Upon arrival, I was greeted with beguiling moonlight and the seductive sloshing of waves lulling me to sleep as they broke near my door. The fullness of the beach emerged with morning’s low tide, reminding me of the regularity of the universe:  spring follows winter, rain falls, the sun rises.

If you head in the direction of famed Peggy’s Cove, a tiny fishing village known for its iconic lighthouse, you pass Indian Harbour where the sprawling Oceanstone Inn dons the landscape. Seven maritime cottages pepper the estate creating a private, romantic retreat, one of simple, rustic splendor and homey comforts. You kick-off your shoes and feel at ease, time slows and distractions fade. Nature’s vibes seep through my toes and feet.

Owners Ron and Carole Ron MacInnis manage the establishment with a benevolent spirit. They welcome each guest as family and coax them to relax and enjoy the glorious gardens and magical coast. Ron, the resident Thoreau, is a peaceful environmentalist concerned with discovering life’s spiritual needs. He’ll quote a line of poetry to make a point in the most charming way. Carole, on the other hand, darts about the grounds like a fire-fly. She is Goldilocks delivering baskets of breakfast goodies or offering help whenever needed.

Oceanstone Inn and Cottages from the water's edge.

I decided to venture along the property’s shoreline, negotiating a challenging, tiered mound of rocks.  A torrent of random thoughts entered my head: be strong and tenacious, withstand the gusty storms just like these stones. But at the same time, be free to wander akin to the pebble I tossed in the ocean. I picked up another and rubbed my fingers along its smooth worn edges, perhaps a reminder to soften my own. Then, I simply sat, breathed, absorbed the sun’s warmth and began to feel radiant.

Next morning, I awoke before sunrise and slipped out on the upper deck of my two-story cabin, the Crow’s Nest. I stared to my right at the stalwart beacon of a tiny dilapidated light station. Paddy’s Head Lighthouse shined brightly within the vibrant, planetarium-clear night sky. I tiptoed down the cottage stairs to a small kitchen and brewed morning coffee. Sinking into a dreamlike stupor, I surrendered and relished the nothingness of the moment.

At dawn, my group and I departed to photograph the famous red and white lighthouse of Peggy’s Cove. Ghostly filaments of mist gradually evaporated as lavender skies awakened the coast. We carefully crossed over massive granite slabs; their elemental strength bespeaking ancient age.
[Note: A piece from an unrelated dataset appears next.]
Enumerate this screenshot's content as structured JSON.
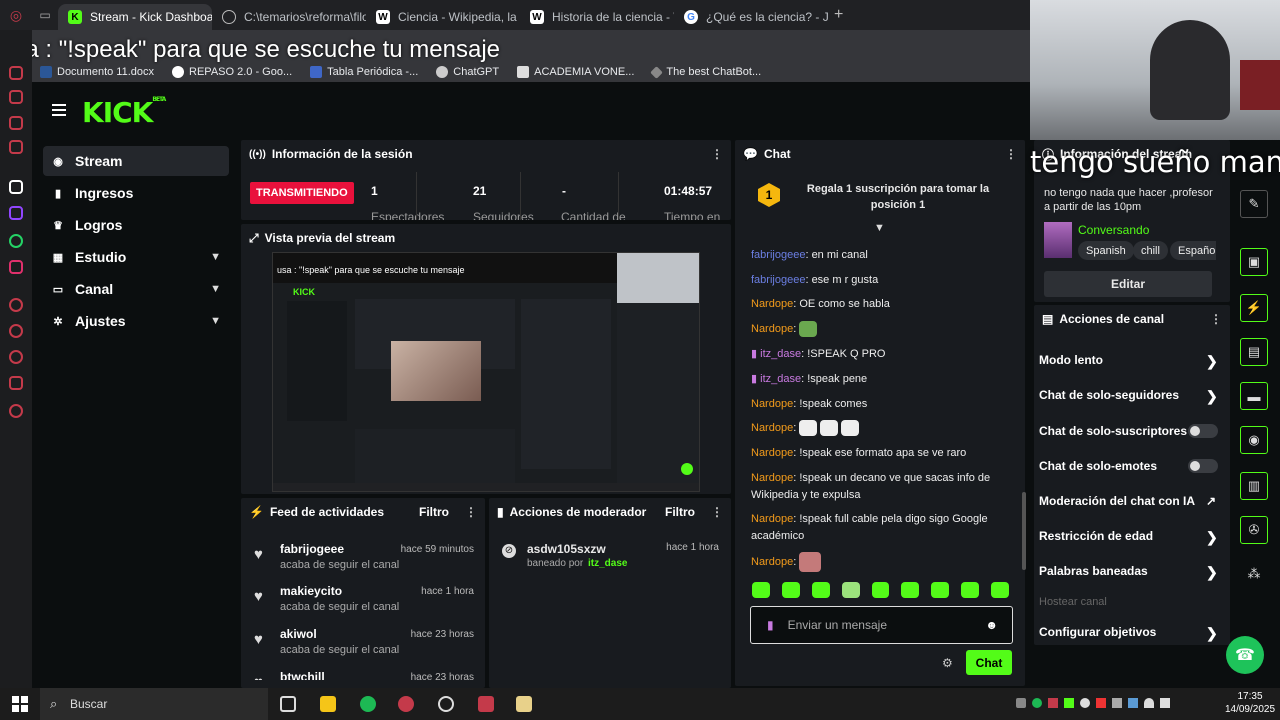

The Cove thrives as a stopping place for tourists, the most photographed destination in Canada, but also offers a pause for inward reflection. I listened and heard the repetitive beating of my heart as it matched the rhythm of the sea.

The wonderment of a new day emerged with gulls flying and squawking a cheery greeting. The treacherous taunts of the Atlantic turned more playful, frolicking and shooting salty spray over the gray behemoth boulders, only to retreat with a whimper. Again, I aligned with the ebb and flow of the tides.

Waves crash below the famous lighthouse at Peggy's Cove.

Nova Scotia is home to some fabulous fishing and luscious lobster beckons as a decadent treat. After indulging in the savory crustacean, I practically dove onto a bed of yellow-green kelp to capture a picturesque shot. As kelp sustains sea life, I found  it nourished my soul.

Kelp covers the Cove

I returned to the lighthouse in the late afternoon and eyed purple hues and shades of mauve glittering off the water. They danced a sensuous bolero that I longed to join. The wind’s chill bore down on my skin stealing my concentration and resisting my attempts to stay warm.

Suddenly, low angled rays hit the windows of a small house reflecting a fiery golden glow. The scene looked so hauntingly dramatic and surreal. Was I actually in such a mystical place?

Eventually the sun set and an ancient Celtic ballad rose in the air sounding like a bagpiper’s lament. It’s been said there are thin places where the dividing line between the spiritual and ordinary come closer. Indeed, Nova Scotia is such a place and I lingered betwixt and between.

Afternoon sun in Peggy's Cove

If you go:  Oceanstone Inn and Cottages